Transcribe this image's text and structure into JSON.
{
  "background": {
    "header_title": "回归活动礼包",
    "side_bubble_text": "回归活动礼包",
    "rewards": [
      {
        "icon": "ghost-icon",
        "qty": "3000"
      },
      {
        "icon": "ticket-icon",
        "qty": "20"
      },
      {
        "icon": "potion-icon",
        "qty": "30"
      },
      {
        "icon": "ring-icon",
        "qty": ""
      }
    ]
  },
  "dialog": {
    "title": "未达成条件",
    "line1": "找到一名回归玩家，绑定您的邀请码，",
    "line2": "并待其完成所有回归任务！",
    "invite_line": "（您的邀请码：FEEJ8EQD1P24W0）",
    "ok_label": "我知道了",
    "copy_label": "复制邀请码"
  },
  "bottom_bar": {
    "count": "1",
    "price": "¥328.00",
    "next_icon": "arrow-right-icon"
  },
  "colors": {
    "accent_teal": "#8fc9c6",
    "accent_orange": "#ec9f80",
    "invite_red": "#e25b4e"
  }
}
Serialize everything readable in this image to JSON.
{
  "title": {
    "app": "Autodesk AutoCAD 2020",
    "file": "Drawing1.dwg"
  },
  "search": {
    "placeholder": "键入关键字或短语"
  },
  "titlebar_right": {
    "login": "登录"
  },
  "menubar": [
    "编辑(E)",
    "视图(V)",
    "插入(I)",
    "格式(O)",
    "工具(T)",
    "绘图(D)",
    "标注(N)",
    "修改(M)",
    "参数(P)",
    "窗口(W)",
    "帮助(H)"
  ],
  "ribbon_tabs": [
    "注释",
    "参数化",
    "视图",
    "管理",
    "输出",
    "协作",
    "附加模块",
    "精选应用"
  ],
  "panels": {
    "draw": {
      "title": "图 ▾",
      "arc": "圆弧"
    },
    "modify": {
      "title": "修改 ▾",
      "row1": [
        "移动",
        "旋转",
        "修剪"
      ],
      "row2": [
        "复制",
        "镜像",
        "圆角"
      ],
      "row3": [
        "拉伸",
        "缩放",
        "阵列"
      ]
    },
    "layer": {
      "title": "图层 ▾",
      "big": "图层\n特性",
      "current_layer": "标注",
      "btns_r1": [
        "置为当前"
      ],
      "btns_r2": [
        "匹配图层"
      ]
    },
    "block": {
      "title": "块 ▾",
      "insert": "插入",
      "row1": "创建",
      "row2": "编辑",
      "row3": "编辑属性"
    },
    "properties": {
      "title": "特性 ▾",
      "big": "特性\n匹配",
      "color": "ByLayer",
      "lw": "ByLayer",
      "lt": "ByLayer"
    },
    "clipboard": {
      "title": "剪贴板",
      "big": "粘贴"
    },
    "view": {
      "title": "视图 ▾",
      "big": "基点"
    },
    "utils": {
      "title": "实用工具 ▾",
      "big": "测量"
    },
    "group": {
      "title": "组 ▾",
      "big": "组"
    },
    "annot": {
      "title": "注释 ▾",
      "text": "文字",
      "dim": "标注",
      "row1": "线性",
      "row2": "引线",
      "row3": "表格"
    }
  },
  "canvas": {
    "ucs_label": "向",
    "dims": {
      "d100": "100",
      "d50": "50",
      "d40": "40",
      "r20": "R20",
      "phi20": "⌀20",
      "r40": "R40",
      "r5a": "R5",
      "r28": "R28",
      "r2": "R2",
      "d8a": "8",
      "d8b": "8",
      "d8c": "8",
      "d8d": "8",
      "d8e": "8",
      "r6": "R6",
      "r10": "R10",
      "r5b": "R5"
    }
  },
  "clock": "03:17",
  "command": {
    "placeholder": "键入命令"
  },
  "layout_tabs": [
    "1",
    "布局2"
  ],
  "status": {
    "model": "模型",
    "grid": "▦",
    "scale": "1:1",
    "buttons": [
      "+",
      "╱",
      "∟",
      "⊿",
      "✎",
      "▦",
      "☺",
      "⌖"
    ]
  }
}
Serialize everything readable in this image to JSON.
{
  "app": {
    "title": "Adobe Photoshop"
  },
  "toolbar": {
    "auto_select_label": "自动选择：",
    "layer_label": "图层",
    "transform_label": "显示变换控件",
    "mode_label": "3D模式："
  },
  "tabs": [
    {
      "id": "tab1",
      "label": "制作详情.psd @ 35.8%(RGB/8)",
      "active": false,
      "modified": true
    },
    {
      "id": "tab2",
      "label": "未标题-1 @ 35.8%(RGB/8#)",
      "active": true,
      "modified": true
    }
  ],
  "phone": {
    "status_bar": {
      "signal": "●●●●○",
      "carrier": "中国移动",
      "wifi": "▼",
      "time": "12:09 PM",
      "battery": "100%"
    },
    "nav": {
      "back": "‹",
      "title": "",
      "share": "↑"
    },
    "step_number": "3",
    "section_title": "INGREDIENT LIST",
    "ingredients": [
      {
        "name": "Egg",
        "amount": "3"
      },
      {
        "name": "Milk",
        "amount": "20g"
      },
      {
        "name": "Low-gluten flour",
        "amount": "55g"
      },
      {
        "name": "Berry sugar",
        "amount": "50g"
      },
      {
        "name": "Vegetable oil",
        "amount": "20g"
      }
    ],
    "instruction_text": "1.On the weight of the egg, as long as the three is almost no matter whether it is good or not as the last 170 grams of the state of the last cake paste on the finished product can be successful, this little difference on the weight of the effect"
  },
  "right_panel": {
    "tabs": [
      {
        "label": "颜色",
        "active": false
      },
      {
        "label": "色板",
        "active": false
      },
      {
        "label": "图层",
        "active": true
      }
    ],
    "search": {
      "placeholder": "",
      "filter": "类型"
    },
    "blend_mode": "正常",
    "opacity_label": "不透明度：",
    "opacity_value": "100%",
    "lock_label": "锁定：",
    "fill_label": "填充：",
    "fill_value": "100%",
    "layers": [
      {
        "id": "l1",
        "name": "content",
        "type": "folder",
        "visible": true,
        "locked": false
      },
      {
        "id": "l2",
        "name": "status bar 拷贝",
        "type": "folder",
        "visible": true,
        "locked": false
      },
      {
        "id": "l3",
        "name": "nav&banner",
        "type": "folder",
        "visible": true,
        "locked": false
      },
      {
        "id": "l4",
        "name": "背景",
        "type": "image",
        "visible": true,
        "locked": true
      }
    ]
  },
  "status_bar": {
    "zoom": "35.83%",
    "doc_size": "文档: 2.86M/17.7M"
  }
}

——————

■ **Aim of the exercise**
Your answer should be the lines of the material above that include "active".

■ **The completed task**
      "active": false,
      "active": true,
        "active": false
        "active": false
        "active": true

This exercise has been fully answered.